Pretty in Pink, Part Two
Part Two: Painting
Who could argue with “a flamboyance of flamingos”? It ranks right up there with a murder of crows, a parliament of owls, and a wake of vultures. Capturing that flamboyance with paint is a challenge, and having good reference photos is a must. Fortunately, a computer search will yield hundreds of excellent photos. I find it essential to study these carefully and have the best ones close at hand when I’m painting.

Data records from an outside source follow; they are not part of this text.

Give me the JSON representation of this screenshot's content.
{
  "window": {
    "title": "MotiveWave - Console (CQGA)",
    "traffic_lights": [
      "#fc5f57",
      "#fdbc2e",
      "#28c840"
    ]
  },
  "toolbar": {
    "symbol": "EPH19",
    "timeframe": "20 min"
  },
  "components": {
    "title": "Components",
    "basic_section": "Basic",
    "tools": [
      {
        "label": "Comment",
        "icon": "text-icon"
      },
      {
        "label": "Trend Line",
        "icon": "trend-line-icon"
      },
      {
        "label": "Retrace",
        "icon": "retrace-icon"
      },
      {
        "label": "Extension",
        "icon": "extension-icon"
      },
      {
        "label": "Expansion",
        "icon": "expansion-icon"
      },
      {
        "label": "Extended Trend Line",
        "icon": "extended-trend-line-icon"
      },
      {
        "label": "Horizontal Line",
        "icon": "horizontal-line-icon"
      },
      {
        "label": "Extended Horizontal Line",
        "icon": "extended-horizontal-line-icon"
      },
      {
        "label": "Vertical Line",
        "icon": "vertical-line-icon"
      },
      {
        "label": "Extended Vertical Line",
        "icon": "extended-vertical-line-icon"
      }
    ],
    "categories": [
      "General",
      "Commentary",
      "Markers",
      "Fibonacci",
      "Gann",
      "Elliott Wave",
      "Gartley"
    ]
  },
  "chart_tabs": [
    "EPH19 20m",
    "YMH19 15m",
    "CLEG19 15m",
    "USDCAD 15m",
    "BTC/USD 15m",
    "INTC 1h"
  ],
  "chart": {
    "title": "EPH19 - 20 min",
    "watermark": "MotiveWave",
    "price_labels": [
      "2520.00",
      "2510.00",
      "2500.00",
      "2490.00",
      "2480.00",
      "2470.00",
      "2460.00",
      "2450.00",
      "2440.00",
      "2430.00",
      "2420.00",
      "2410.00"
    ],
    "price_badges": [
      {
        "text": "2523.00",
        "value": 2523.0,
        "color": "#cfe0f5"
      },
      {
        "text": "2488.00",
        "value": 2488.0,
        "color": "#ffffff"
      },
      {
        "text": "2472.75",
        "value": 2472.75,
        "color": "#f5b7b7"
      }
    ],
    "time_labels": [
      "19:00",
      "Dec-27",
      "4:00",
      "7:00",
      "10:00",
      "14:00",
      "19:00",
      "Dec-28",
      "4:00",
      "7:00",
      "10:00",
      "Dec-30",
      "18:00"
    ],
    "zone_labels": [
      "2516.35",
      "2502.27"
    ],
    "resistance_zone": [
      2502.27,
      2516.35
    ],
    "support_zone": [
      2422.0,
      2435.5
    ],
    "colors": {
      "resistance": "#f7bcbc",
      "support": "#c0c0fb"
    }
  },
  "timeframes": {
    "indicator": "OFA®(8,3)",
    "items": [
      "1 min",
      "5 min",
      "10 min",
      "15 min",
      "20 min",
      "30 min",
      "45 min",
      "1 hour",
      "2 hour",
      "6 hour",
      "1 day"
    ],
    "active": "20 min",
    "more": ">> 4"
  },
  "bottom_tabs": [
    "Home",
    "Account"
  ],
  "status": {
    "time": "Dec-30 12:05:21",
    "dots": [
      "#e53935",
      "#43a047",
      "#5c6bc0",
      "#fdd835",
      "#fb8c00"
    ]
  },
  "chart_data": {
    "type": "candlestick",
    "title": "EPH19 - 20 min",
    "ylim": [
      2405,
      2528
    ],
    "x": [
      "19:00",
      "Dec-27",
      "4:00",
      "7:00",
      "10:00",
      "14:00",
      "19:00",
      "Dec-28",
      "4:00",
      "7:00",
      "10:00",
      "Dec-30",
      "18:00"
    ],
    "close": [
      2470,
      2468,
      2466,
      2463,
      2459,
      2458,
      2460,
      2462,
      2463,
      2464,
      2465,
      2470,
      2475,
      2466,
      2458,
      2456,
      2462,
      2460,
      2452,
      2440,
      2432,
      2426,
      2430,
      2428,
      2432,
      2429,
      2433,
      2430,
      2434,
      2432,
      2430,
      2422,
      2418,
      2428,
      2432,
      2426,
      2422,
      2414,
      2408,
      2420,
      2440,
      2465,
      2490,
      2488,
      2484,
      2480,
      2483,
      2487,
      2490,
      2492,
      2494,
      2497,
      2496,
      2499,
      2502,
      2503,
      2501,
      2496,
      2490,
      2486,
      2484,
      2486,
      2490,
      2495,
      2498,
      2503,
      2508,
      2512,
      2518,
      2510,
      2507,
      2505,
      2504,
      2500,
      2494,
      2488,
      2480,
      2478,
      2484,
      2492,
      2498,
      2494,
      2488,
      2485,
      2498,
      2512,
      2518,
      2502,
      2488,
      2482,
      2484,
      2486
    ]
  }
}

One thing becomes evident very quickly—flamingos are not solid pink. While there is a lot of pink in the feathering there is also a whole range of brighter reds, oranges, and corals. The most intense colors appear to be in the head, cape, and tail regions, with lighter pinks in the side pockets and upper back. With flamingos, as with some other species, you really are what you eat. Flamingos are born with a gray plumage but their diet changes that. They feed primarily on algae and brine shrimp, and it is the beta-carotene in these that turns the feathers pink.